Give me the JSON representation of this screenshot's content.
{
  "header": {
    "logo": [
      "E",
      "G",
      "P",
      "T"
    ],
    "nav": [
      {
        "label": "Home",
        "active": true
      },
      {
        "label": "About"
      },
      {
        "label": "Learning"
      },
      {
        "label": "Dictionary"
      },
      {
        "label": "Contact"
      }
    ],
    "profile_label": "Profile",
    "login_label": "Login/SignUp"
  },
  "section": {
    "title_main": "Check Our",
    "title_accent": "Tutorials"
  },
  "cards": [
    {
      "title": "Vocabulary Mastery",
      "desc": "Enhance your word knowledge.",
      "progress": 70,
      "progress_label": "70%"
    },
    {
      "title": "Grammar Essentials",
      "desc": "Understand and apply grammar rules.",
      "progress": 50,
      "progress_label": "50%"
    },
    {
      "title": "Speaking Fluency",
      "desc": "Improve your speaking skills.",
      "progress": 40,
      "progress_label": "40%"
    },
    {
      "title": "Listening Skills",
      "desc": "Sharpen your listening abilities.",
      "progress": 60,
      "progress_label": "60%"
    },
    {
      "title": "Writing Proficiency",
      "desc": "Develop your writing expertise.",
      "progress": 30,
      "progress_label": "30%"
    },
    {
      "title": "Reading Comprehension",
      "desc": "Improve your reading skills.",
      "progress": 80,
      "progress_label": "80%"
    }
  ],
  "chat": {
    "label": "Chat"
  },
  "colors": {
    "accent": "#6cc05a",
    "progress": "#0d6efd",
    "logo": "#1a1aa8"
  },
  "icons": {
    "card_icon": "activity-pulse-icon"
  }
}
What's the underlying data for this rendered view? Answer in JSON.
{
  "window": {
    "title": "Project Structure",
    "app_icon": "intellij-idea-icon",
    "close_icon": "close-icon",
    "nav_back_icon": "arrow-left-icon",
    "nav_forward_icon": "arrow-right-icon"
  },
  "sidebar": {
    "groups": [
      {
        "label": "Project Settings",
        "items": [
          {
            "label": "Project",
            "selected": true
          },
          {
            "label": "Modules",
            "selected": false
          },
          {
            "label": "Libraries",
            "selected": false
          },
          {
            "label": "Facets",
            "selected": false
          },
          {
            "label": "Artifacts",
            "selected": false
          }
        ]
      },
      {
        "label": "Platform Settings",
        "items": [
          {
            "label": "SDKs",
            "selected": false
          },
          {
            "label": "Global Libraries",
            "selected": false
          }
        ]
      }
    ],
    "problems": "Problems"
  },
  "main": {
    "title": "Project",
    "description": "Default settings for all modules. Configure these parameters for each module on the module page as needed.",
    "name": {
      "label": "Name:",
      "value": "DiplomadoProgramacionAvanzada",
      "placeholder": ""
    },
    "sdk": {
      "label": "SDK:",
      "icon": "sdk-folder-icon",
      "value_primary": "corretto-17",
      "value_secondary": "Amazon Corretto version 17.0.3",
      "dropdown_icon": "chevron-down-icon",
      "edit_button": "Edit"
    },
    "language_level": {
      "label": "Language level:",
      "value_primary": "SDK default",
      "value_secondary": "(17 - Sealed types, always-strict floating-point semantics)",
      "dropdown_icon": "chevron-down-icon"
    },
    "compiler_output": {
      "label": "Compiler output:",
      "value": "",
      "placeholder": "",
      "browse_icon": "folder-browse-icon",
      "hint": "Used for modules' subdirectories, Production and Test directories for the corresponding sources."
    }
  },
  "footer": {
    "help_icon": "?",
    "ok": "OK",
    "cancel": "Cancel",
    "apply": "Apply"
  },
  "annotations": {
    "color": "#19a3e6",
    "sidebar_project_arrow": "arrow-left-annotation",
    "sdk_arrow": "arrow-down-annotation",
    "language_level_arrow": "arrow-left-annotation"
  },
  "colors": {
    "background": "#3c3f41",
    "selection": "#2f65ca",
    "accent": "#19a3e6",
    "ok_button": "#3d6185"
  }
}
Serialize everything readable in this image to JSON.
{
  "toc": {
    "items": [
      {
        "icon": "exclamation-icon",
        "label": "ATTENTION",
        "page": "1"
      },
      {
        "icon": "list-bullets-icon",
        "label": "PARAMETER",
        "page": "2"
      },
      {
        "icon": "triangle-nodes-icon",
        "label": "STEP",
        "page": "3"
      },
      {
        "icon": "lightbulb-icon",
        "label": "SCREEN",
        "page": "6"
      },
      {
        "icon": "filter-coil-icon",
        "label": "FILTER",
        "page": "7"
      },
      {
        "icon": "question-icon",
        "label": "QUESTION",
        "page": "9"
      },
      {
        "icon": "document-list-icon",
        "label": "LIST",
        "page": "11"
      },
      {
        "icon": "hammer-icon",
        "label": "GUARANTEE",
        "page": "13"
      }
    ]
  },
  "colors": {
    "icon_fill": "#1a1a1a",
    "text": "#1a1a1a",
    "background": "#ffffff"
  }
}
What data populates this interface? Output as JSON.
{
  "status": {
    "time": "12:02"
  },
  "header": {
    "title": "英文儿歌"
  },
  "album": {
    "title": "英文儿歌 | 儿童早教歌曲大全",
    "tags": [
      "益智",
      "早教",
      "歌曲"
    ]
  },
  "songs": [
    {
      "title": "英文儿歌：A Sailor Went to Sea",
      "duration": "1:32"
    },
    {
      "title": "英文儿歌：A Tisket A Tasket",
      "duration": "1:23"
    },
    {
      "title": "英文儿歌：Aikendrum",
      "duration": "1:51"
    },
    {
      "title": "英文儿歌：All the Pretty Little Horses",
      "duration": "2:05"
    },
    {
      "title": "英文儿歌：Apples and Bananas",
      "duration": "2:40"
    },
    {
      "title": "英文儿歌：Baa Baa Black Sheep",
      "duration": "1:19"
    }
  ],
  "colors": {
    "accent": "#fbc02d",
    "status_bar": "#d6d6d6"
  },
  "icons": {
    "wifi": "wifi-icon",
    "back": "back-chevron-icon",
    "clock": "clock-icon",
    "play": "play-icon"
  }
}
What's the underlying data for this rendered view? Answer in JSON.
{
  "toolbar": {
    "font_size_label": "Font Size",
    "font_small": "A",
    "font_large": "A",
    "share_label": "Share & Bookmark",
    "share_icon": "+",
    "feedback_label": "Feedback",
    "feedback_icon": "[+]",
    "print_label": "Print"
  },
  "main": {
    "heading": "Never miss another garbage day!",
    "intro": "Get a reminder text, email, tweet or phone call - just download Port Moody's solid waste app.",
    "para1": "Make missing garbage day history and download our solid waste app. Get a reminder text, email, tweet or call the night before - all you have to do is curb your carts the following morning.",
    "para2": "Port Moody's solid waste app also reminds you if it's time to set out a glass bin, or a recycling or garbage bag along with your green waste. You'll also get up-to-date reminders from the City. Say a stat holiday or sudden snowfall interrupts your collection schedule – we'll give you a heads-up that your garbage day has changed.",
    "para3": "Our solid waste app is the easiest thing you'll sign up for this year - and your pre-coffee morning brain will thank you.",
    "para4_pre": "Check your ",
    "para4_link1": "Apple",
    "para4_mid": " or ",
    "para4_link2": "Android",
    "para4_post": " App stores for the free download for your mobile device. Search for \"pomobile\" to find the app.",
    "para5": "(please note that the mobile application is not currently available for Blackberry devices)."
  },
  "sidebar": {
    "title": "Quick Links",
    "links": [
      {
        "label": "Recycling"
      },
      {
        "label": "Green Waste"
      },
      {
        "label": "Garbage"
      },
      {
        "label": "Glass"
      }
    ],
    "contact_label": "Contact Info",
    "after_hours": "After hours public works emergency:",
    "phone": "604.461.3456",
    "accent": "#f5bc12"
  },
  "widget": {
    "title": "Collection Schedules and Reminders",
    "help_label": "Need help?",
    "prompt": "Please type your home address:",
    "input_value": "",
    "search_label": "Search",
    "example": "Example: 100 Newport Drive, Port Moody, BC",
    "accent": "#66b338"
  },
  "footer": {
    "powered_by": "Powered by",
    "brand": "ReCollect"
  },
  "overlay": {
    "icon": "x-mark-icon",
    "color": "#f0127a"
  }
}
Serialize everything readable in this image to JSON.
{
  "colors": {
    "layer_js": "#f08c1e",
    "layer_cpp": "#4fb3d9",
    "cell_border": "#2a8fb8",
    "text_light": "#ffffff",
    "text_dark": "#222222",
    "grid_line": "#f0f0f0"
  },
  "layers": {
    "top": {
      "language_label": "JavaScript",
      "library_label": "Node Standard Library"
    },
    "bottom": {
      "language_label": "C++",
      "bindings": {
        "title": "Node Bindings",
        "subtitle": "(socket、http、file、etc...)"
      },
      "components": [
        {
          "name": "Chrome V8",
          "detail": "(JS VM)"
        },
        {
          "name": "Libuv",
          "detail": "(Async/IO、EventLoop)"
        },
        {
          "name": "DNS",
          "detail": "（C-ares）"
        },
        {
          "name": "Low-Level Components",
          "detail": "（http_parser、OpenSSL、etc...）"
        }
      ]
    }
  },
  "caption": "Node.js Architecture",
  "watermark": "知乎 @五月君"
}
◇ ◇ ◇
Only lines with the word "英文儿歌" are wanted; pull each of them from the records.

REPLY ::
    "title": "英文儿歌"
    "title": "英文儿歌 | 儿童早教歌曲大全",
      "title": "英文儿歌：A Sailor Went to Sea",
      "title": "英文儿歌：A Tisket A Tasket",
      "title": "英文儿歌：Aikendrum",
      "title": "英文儿歌：All the Pretty Little Horses",
      "title": "英文儿歌：Apples and Bananas",
      "title": "英文儿歌：Baa Baa Black Sheep",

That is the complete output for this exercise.